Sunday, February 2, 2014

Memories of Miss Garden

I had the nagging feeling I should volunteer on Wednesday at the nursing facility I volunteer at.  I really didn't have the time, but my instinct told me I should.  I arrived to  find out the elderly woman I adopted as a mother last Mother's day is dying.  She was placed on hospice and shortly after stopped eating and drinking.  She's been sleeping everyday I go in. I had to wipe my eyes once or twice while there and and I truly felt like I was losing a friend.  They told me she has no kids, family, siblings, etc, but that she was in the care of an appointed guardian.

I know we all must pass at some point or another, yet I feel a loss for her as I'm sure she has felt many times in the fact that she has no posterity to pass her legacy on to. I question what her story is and wonder how she will be remembered and to whom.

This much I know,  I testify she was a part of a real life and that I will remember her.  I was privileged to be a small part of her life.  Little did she know how much joy it gave me to see her light up when someone came in to see HER.

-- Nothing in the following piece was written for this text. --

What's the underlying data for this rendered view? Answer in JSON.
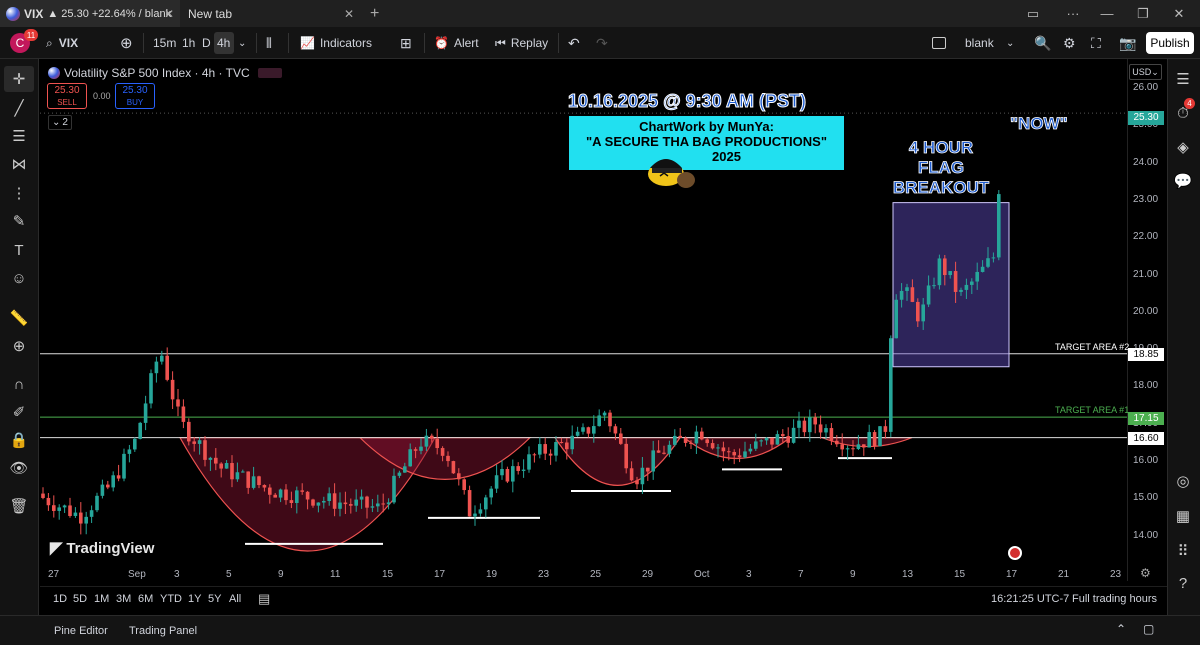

 She enjoyed getting her hair done.  She enjoyed eating chocolate, whether it was from the hair dresser or a small bag of kisses I'd brought in for her. She'd have eaten the whole bag in one setting if I'd let her.   She enjoyed listening to the music when live musicians would come.  I even convinced her that falling asleep during bingo was much more fun than falling asleep in the alcove near her room and she'd sit there because she knew someone wanted her there. She worried she didn't look dressed appropriate to attend activities,or if her hair was combed.  She loved to be wrapped in a blanket while walking down the halls of the residence.  She was excited to receive an African violet for Mother's day even though she couldn't care for it. She had a heart. She never had anything unkind to say, To me or to any other  staff. She had no worldly possessions to speak of.  She enjoyed eating.  She was tickled I brought my daughter and son in to meet her. She thought they were most handsome.  She loved to be touched.  (hugged)

 Her name was Garden and she will forever be remembered to me as just that :
A place where beauty is cultivated. 

So here is to the memories, miss Garden!  I shall forever love you!

          

The Rose Beyond The Wall

A rose once grew where all could see,
sheltered beside a garden wall,
And as the days passed swiftly by,
it spread its branches, straight and tall...
One day, a beam of light shone through
a crevice that had opened wide
The rose bent gently toward its warmth
then passed beyond to the other side
Now, you who deeply feel its loss,
be comforted - the rose blooms there-
its beauty even greater now, nurtured by
God's own loving care.

 

                                                                                                    

Sunday, January 19, 2014

Focusing on the present brings temporary relief from burdens that otherwise might knock us down.

LEARN TO LIVE IN THE MOMENT:
Training your hands to do simple tasks absentmindedly, helps to get these tasks out of the way with minimal effort. However, if your whole life is on auto-pilot, while your mind is preoccupied with worries, maybe you need to re-think your priorities. Maybe your life has been turned upside down by cancer, the loss of a job, or of a loved one. Your world seems to be spinning out of control. However, you can regain your sense of balance, reduce anxiety and instill more purpose and happiness in your life by redirecting your attention away from everything in the past, in the future, or simply “out there”, by focusing on what is happening right in front of you right now, without judgment or evaluation.

MINDFULNESS can be used to enrich your life, calm your mind and even improve your health. Mindfulness is rooted in ancient traditions and can ease suffering and cultivate compassion. Generally it is a conscious effort to be completely present -- to set aside worries, expectations, and other thoughts and emotions to be fully aware of the present moment. Often the present is less worrisome than regrets of the past or uncertainties of the future. From Mayo Clinic newsletter

Quoted from - Chers tous 19Jan2014 

Good advice posted by a cousin of mine.